Out of the Shadows
Hog dog fights have historically remained just under the radar, but that is changing.
In December 2004, authorities in three states, with assistance from The HSUS, arrested the country's leading promoters of hog dog fighting, including the president and secretary of the International Catchdog Association, a South Carolina-based group suspected of organizing, certifying, and videotaping hog dog events. Earlier that same year, in February, authorities raided the Clarke County, Alabama, home of Johnny Hayes after an NBC affiliate in Mobile broadcast an undercover video of hog dog fighting on Hayes' property. Hayes was arrested on a charge of animal cruelty
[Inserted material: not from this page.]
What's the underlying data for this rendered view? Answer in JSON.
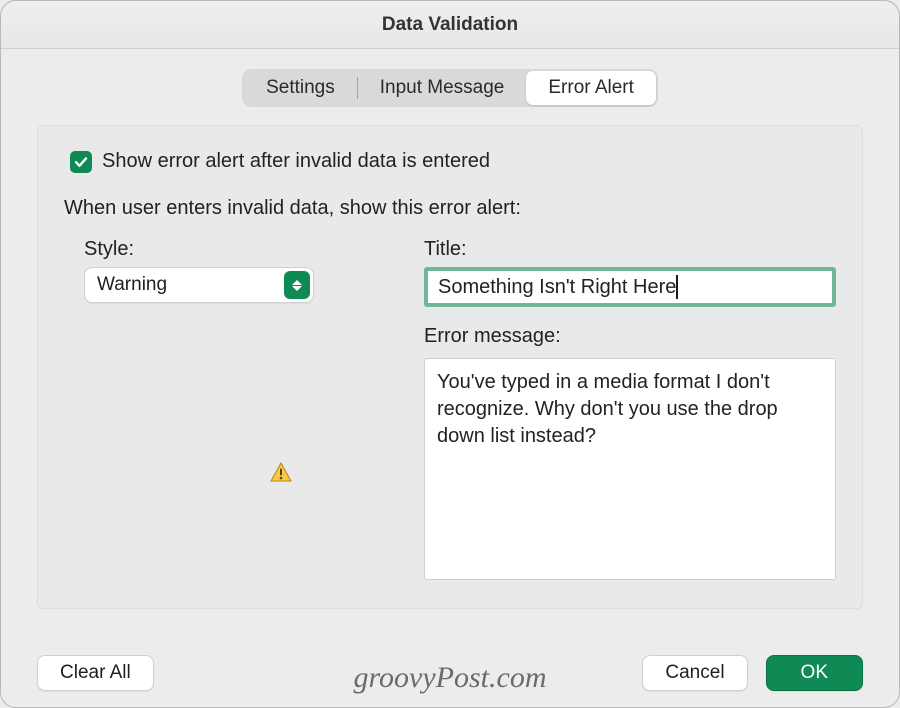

In between those two arrests, Louisiana Rep. Warren Triche introduced a bill to ban hog dog fighting in the Sportman's Paradise (excluding hog hunting), which passed and went into effect in August 2004. Animal welfare advocates around the state united in support of the law (even if hog dog fans have also tried to reverse it).
In September, Hayes was convicted of misdemeanor animal cruelty and sentenced to 30 days in jail. Hayes has appealed the conviction and a jury trial will not likely happen until the fall. According to District Attorney Stephen Winters, "Alabama needs legislation aimed at rodeos specifically, like Louisiana."
Alabama recently tried to move a step closer to making Winters' wish come true. State Representative Thomas Jackson introduced a bill in the 2005 session that would ban organizing or conducting a hog dog fight, training an animal for such an activity, and even purchasing a ticket to a hog dog event. Legislators in Tennessee introduced a bill that added hogs to the list of animals that are illegal to train or use for fighting. Neither bill passed this year, but the issue is expected to be revisited in both states next year.
For now, no other states have introduced bills to ban hog dog fighting. But those states may be lying low for good reason. The HSUS believes that the bloodsport is already illegal under many states' existing animal cruelty laws, and two recent rulings have confirmed this: The attorneys general in Texas and Florida have delivered opinions stating that hog dog fights violate their cruelty laws. Mississippi, like Alabama before it, will be the next state to test that theory. Frankie Wheat was arrested on misdemeanor animal cruelty charges in June 2004 in connection with operating a hog dog fight. He will stand trial some time in 2005.
"We're hoping the recent actions in the south to crack down on hog dog fighting are just the tip of the iceberg," says Chynoweth. "Our goal is to work with law enforcement and state legislatures to wipe out this cruel form of entertainment."